### Problem to solve
An exact copy of all entries is required.

========================

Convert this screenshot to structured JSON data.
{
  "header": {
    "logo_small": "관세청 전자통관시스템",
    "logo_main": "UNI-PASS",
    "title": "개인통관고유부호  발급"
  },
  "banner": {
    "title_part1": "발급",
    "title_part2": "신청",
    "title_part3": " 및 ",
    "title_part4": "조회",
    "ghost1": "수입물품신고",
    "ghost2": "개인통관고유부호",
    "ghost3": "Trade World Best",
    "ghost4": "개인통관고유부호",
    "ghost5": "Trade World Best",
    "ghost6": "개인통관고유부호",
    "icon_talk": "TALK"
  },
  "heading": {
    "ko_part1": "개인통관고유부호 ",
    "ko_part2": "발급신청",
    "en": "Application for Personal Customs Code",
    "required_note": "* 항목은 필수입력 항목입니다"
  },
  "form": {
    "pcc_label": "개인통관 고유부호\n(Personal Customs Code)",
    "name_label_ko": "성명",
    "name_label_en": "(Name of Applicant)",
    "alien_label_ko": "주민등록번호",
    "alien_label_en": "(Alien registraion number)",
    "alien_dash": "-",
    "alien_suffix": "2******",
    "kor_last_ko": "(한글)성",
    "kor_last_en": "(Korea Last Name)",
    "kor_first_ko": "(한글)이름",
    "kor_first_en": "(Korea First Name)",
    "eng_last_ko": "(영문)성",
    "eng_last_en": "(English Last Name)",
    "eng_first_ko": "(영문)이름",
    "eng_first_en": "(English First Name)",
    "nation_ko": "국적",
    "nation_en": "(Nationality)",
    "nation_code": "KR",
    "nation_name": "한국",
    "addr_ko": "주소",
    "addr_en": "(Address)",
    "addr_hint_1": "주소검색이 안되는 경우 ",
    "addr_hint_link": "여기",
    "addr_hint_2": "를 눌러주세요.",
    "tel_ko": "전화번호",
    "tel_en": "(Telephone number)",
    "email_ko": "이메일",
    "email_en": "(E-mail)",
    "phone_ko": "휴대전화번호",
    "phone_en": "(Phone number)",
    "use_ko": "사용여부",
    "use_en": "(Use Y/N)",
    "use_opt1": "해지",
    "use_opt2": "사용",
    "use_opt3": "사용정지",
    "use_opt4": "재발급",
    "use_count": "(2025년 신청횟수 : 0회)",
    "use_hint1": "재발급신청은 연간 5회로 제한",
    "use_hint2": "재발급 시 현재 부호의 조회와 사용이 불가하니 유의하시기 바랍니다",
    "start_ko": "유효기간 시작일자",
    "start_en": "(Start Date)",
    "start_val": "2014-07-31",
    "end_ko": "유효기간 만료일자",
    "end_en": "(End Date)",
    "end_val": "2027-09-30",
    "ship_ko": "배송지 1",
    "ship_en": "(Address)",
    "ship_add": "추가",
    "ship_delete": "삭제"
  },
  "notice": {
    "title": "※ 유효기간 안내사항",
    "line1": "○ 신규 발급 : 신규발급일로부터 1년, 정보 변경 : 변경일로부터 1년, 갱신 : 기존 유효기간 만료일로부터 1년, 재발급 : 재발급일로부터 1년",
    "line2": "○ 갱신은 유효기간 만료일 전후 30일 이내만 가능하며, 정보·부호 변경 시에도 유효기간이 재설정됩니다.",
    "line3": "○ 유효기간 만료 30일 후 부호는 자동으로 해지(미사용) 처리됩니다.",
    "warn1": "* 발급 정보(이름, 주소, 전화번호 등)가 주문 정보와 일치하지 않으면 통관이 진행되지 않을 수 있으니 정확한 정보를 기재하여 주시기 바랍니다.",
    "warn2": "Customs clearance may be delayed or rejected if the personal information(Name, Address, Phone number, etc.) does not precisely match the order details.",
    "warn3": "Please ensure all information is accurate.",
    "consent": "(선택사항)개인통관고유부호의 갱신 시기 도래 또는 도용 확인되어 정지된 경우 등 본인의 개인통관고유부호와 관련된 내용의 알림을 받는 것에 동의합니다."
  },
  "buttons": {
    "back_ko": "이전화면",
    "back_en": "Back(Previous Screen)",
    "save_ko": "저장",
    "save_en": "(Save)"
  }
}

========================

### Task response
Convert this screenshot to structured JSON data.
{
  "header": {
    "logo_small": "관세청 전자통관시스템",
    "logo_main": "UNI-PASS",
    "title": "개인통관고유부호  발급"
  },
  "banner": {
    "title_part1": "발급",
    "title_part2": "신청",
    "title_part3": " 및 ",
    "title_part4": "조회",
    "ghost1": "수입물품신고",
    "ghost2": "개인통관고유부호",
    "ghost3": "Trade World Best",
    "ghost4": "개인통관고유부호",
    "ghost5": "Trade World Best",
    "ghost6": "개인통관고유부호",
    "icon_talk": "TALK"
  },
  "heading": {
    "ko_part1": "개인통관고유부호 ",
    "ko_part2": "발급신청",
    "en": "Application for Personal Customs Code",
    "required_note": "* 항목은 필수입력 항목입니다"
  },
  "form": {
    "pcc_label": "개인통관 고유부호\n(Personal Customs Code)",
    "name_label_ko": "성명",
    "name_label_en": "(Name of Applicant)",
    "alien_label_ko": "주민등록번호",
    "alien_label_en": "(Alien registraion number)",
    "alien_dash": "-",
    "alien_suffix": "2******",
    "kor_last_ko": "(한글)성",
    "kor_last_en": "(Korea Last Name)",
    "kor_first_ko": "(한글)이름",
    "kor_first_en": "(Korea First Name)",
    "eng_last_ko": "(영문)성",
    "eng_last_en": "(English Last Name)",
    "eng_first_ko": "(영문)이름",
    "eng_first_en": "(English First Name)",
    "nation_ko": "국적",
    "nation_en": "(Nationality)",
    "nation_code": "KR",
    "nation_name": "한국",
    "addr_ko": "주소",
    "addr_en": "(Address)",
    "addr_hint_1": "주소검색이 안되는 경우 ",
    "addr_hint_link": "여기",
    "addr_hint_2": "를 눌러주세요.",
    "tel_ko": "전화번호",
    "tel_en": "(Telephone number)",
    "email_ko": "이메일",
    "email_en": "(E-mail)",
    "phone_ko": "휴대전화번호",
    "phone_en": "(Phone number)",
    "use_ko": "사용여부",
    "use_en": "(Use Y/N)",
    "use_opt1": "해지",
    "use_opt2": "사용",
    "use_opt3": "사용정지",
    "use_opt4": "재발급",
    "use_count": "(2025년 신청횟수 : 0회)",
    "use_hint1": "재발급신청은 연간 5회로 제한",
    "use_hint2": "재발급 시 현재 부호의 조회와 사용이 불가하니 유의하시기 바랍니다",
    "start_ko": "유효기간 시작일자",
    "start_en": "(Start Date)",
    "start_val": "2014-07-31",
    "end_ko": "유효기간 만료일자",
    "end_en": "(End Date)",
    "end_val": "2027-09-30",
    "ship_ko": "배송지 1",
    "ship_en": "(Address)",
    "ship_add": "추가",
    "ship_delete": "삭제"
  },
  "notice": {
    "title": "※ 유효기간 안내사항",
    "line1": "○ 신규 발급 : 신규발급일로부터 1년, 정보 변경 : 변경일로부터 1년, 갱신 : 기존 유효기간 만료일로부터 1년, 재발급 : 재발급일로부터 1년",
    "line2": "○ 갱신은 유효기간 만료일 전후 30일 이내만 가능하며, 정보·부호 변경 시에도 유효기간이 재설정됩니다.",
    "line3": "○ 유효기간 만료 30일 후 부호는 자동으로 해지(미사용) 처리됩니다.",
    "warn1": "* 발급 정보(이름, 주소, 전화번호 등)가 주문 정보와 일치하지 않으면 통관이 진행되지 않을 수 있으니 정확한 정보를 기재하여 주시기 바랍니다.",
    "warn2": "Customs clearance may be delayed or rejected if the personal information(Name, Address, Phone number, etc.) does not precisely match the order details.",
    "warn3": "Please ensure all information is accurate.",
    "consent": "(선택사항)개인통관고유부호의 갱신 시기 도래 또는 도용 확인되어 정지된 경우 등 본인의 개인통관고유부호와 관련된 내용의 알림을 받는 것에 동의합니다."
  },
  "buttons": {
    "back_ko": "이전화면",
    "back_en": "Back(Previous Screen)",
    "save_ko": "저장",
    "save_en": "(Save)"
  }
}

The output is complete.